◆ INFORMATION SUPPLIED
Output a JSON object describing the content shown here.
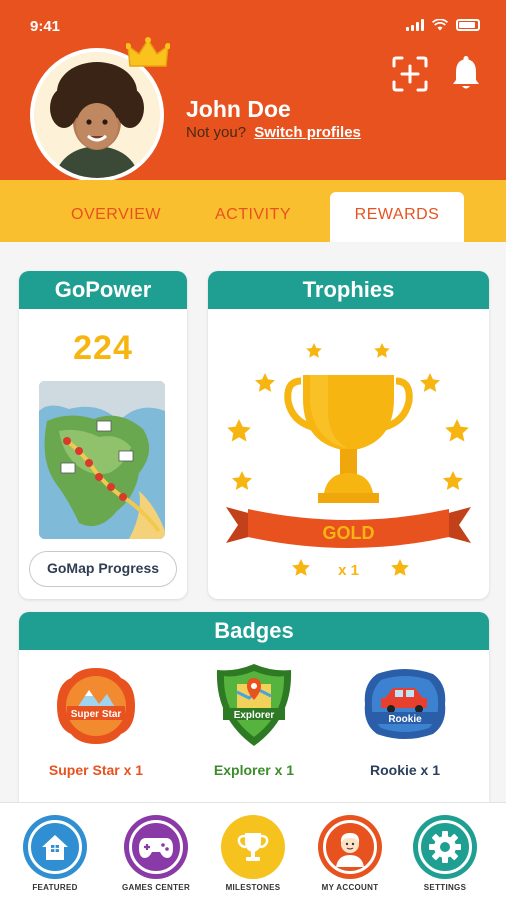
{
  "status_bar": {
    "time": "9:41"
  },
  "profile": {
    "name": "John Doe",
    "not_you": "Not you?",
    "switch_label": "Switch profiles"
  },
  "tabs": [
    {
      "label": "OVERVIEW",
      "active": false
    },
    {
      "label": "ACTIVITY",
      "active": false
    },
    {
      "label": "REWARDS",
      "active": true
    }
  ],
  "gopower": {
    "title": "GoPower",
    "value": "224",
    "button_label": "GoMap Progress"
  },
  "trophies": {
    "title": "Trophies",
    "level": "GOLD",
    "count": "x 1"
  },
  "badges": {
    "title": "Badges",
    "items": [
      {
        "emblem": "Super Star",
        "label": "Super Star x 1",
        "color": "#e8521f"
      },
      {
        "emblem": "Explorer",
        "label": "Explorer x 1",
        "color": "#3c8c2c"
      },
      {
        "emblem": "Rookie",
        "label": "Rookie x 1",
        "color": "#2b3f5c"
      }
    ]
  },
  "bottom_nav": [
    {
      "label": "FEATURED",
      "icon": "house-icon",
      "color": "#2f8fd2"
    },
    {
      "label": "GAMES CENTER",
      "icon": "gamepad-icon",
      "color": "#8a3aa6"
    },
    {
      "label": "MILESTONES",
      "icon": "trophy-icon",
      "color": "#f6c21e"
    },
    {
      "label": "MY ACCOUNT",
      "icon": "account-icon",
      "color": "#e8521f"
    },
    {
      "label": "SETTINGS",
      "icon": "gear-icon",
      "color": "#1e9f92"
    }
  ],
  "colors": {
    "header": "#e8521f",
    "tab_bar": "#f9bf2f",
    "accent_teal": "#1e9f92",
    "gold": "#f7b511"
  }
}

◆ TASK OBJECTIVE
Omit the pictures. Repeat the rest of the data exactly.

◆ RESPONSE TO THE EXERCISE
Output a JSON object describing the content shown here.
{
  "status_bar": {
    "time": "9:41"
  },
  "profile": {
    "name": "John Doe",
    "not_you": "Not you?",
    "switch_label": "Switch profiles"
  },
  "tabs": [
    {
      "label": "OVERVIEW",
      "active": false
    },
    {
      "label": "ACTIVITY",
      "active": false
    },
    {
      "label": "REWARDS",
      "active": true
    }
  ],
  "gopower": {
    "title": "GoPower",
    "value": "224",
    "button_label": "GoMap Progress"
  },
  "trophies": {
    "title": "Trophies",
    "level": "GOLD",
    "count": "x 1"
  },
  "badges": {
    "title": "Badges",
    "items": [
      {
        "emblem": "Super Star",
        "label": "Super Star x 1",
        "color": "#e8521f"
      },
      {
        "emblem": "Explorer",
        "label": "Explorer x 1",
        "color": "#3c8c2c"
      },
      {
        "emblem": "Rookie",
        "label": "Rookie x 1",
        "color": "#2b3f5c"
      }
    ]
  },
  "bottom_nav": [
    {
      "label": "FEATURED",
      "icon": "house-icon",
      "color": "#2f8fd2"
    },
    {
      "label": "GAMES CENTER",
      "icon": "gamepad-icon",
      "color": "#8a3aa6"
    },
    {
      "label": "MILESTONES",
      "icon": "trophy-icon",
      "color": "#f6c21e"
    },
    {
      "label": "MY ACCOUNT",
      "icon": "account-icon",
      "color": "#e8521f"
    },
    {
      "label": "SETTINGS",
      "icon": "gear-icon",
      "color": "#1e9f92"
    }
  ],
  "colors": {
    "header": "#e8521f",
    "tab_bar": "#f9bf2f",
    "accent_teal": "#1e9f92",
    "gold": "#f7b511"
  }
}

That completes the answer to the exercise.